[Data entries]
Start of Block

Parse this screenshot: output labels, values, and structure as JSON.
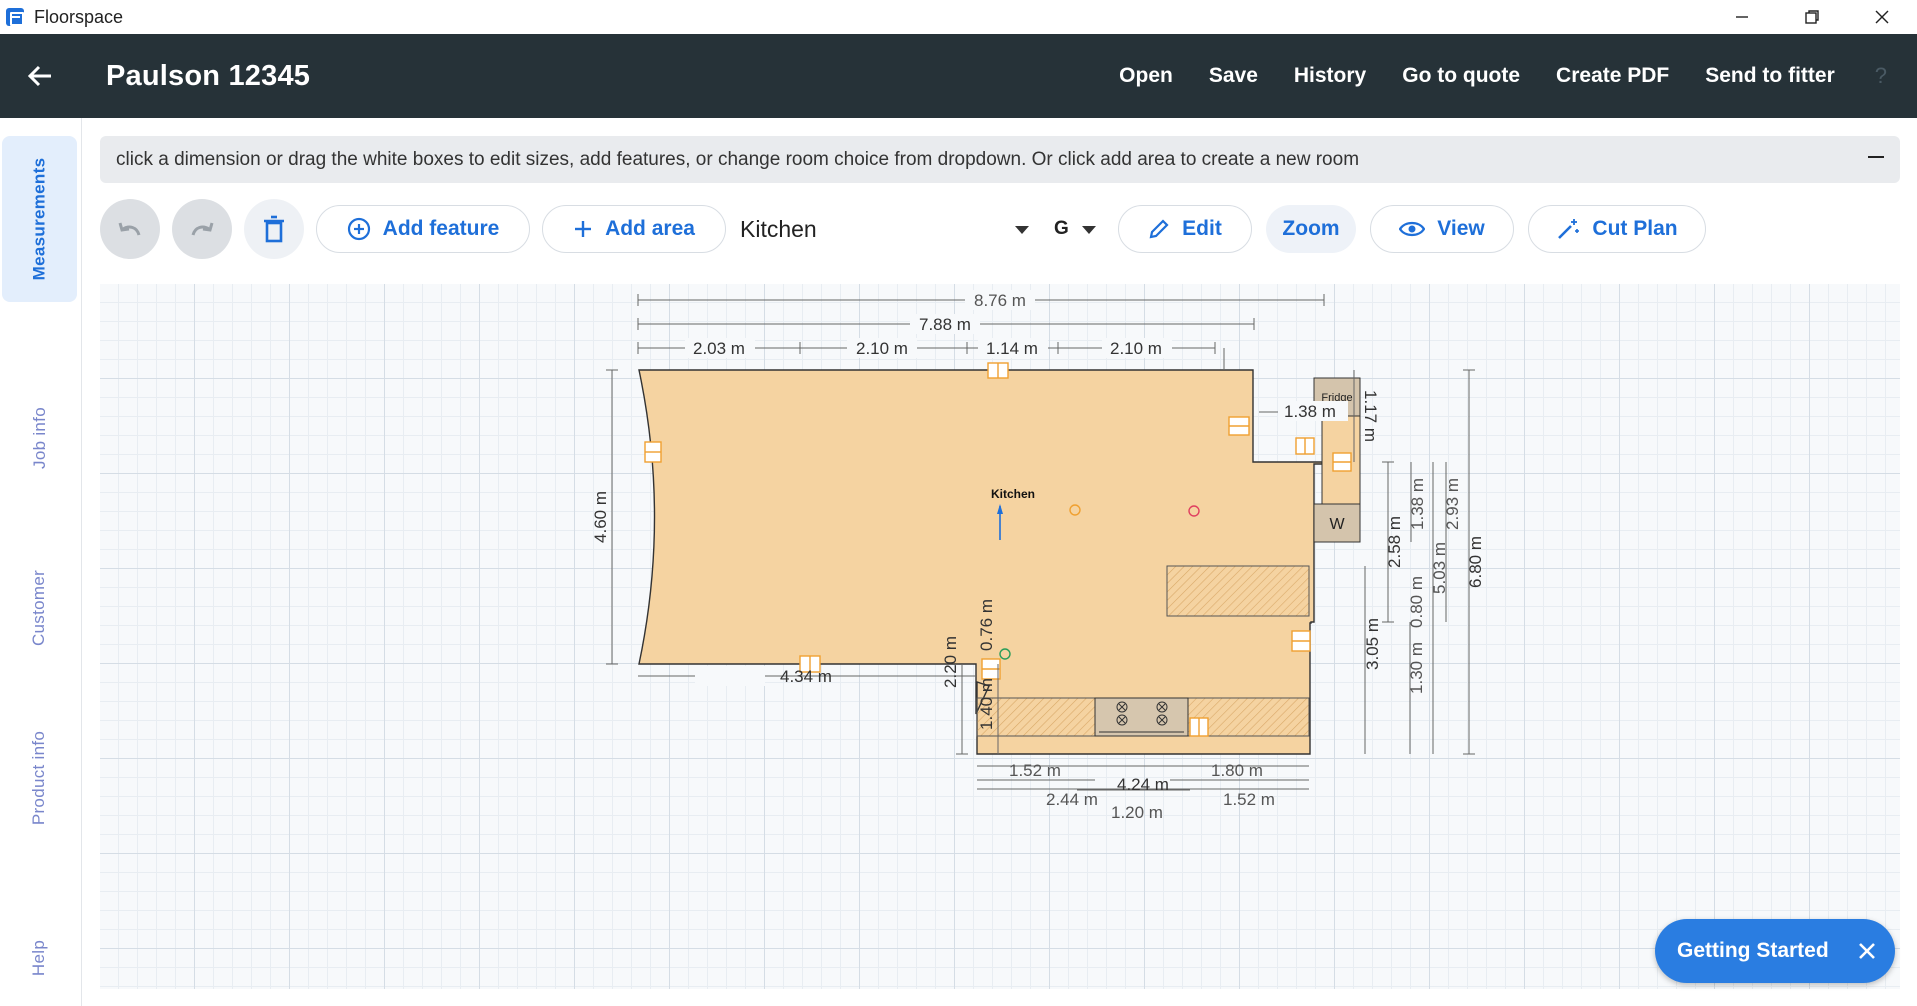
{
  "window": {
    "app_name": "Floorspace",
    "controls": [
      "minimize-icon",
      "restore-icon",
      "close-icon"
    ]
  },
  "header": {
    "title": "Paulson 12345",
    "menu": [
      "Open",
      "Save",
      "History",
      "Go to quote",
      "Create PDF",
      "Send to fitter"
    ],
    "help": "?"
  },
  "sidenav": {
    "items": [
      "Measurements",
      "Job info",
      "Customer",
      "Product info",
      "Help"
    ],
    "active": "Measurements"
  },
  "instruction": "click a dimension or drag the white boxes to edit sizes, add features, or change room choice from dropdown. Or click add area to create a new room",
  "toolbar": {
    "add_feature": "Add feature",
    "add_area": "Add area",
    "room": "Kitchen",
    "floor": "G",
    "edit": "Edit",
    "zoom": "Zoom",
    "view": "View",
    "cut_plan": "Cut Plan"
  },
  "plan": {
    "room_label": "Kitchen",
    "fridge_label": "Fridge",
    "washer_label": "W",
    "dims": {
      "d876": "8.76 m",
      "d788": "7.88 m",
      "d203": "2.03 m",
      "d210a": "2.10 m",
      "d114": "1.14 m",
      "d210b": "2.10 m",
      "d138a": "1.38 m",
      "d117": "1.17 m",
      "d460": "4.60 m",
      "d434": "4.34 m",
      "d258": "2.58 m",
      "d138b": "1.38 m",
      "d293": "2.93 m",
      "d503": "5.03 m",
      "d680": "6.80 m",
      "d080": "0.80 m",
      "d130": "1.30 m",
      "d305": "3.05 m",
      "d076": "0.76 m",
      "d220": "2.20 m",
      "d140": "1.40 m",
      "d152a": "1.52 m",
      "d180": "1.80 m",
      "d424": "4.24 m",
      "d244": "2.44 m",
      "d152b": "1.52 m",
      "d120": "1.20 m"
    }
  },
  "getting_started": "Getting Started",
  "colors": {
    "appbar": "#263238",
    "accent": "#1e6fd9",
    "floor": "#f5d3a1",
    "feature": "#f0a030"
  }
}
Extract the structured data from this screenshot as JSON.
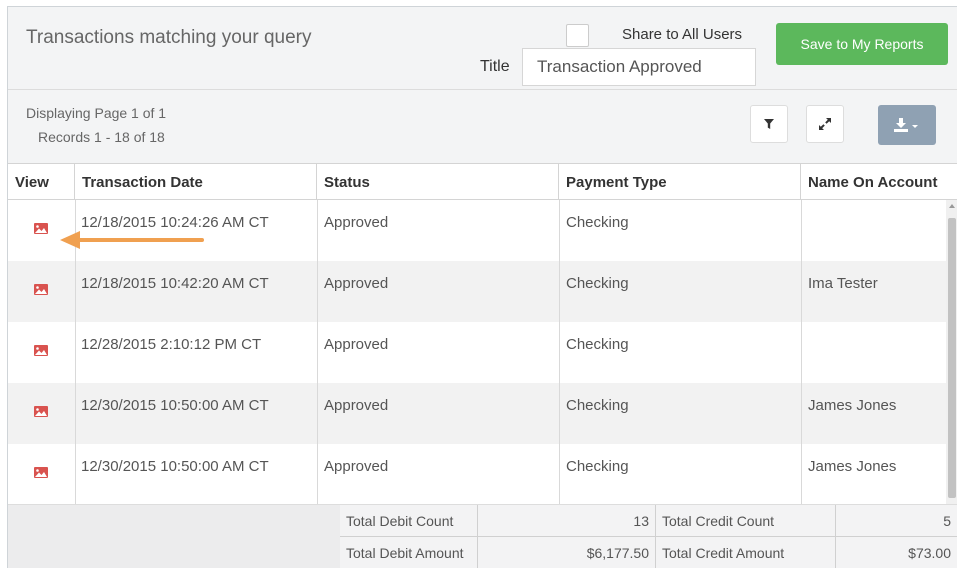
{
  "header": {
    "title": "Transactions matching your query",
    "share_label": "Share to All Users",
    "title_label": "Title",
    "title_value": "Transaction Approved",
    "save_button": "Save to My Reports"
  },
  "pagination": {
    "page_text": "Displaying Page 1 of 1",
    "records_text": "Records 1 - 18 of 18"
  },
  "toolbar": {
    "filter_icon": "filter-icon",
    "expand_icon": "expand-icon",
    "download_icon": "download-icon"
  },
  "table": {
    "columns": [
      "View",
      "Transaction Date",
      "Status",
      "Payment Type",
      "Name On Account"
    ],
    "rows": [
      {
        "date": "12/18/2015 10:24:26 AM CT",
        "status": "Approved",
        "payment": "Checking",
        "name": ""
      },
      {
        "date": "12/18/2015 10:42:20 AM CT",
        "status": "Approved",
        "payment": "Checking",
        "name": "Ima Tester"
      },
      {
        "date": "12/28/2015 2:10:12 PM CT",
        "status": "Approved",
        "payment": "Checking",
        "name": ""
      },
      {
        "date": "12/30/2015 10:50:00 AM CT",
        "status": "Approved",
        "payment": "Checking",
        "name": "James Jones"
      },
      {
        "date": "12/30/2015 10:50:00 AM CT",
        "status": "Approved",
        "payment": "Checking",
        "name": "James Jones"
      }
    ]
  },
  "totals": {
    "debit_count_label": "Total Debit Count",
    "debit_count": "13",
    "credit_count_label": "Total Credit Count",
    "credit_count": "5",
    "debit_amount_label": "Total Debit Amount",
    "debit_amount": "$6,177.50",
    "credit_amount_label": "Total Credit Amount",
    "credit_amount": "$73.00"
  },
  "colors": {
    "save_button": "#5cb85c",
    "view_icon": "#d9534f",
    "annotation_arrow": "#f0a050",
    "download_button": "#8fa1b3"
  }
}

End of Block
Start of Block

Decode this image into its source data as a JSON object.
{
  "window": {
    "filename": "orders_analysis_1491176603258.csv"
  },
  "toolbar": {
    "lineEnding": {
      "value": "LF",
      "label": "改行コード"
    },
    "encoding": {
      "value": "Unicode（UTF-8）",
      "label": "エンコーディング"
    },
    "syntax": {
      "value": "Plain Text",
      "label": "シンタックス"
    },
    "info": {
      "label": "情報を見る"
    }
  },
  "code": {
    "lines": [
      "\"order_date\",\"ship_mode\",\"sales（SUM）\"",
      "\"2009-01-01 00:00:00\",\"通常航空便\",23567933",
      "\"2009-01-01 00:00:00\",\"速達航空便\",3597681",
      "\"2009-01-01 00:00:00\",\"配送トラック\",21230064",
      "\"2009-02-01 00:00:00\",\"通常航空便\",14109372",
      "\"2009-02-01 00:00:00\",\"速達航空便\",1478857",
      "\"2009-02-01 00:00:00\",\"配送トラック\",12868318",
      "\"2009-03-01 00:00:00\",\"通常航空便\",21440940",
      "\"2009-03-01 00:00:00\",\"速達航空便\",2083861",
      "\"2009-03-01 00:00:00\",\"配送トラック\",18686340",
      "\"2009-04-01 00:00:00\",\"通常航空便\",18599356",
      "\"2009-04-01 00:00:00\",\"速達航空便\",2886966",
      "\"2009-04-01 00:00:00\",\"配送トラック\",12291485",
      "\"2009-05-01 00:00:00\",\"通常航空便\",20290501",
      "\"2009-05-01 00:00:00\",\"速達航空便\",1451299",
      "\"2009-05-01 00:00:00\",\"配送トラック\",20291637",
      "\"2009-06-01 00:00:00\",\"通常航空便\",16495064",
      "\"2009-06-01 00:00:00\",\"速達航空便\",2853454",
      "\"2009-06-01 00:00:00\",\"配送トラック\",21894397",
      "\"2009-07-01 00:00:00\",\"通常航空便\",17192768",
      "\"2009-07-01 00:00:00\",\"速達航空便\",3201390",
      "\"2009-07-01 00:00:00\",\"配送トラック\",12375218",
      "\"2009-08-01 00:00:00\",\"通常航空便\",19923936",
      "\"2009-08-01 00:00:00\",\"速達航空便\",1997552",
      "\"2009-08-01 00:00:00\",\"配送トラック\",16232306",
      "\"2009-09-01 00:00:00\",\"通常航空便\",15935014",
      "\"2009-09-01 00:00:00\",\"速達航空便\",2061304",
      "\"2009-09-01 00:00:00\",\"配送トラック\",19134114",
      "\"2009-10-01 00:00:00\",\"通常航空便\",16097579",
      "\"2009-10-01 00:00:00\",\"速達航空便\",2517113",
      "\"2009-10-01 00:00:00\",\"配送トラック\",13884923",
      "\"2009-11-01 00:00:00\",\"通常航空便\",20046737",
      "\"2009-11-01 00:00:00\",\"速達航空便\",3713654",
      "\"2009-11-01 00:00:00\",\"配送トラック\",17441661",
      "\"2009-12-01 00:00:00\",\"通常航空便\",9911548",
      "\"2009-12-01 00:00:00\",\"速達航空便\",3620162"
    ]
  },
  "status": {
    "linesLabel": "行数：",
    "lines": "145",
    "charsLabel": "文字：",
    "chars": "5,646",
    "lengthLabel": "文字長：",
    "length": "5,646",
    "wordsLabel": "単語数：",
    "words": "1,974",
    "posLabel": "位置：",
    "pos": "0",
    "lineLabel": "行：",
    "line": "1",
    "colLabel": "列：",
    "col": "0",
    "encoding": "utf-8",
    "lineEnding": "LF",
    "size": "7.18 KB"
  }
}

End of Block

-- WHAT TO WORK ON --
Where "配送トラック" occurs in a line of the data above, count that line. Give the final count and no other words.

-- TASK RESPONSE --
11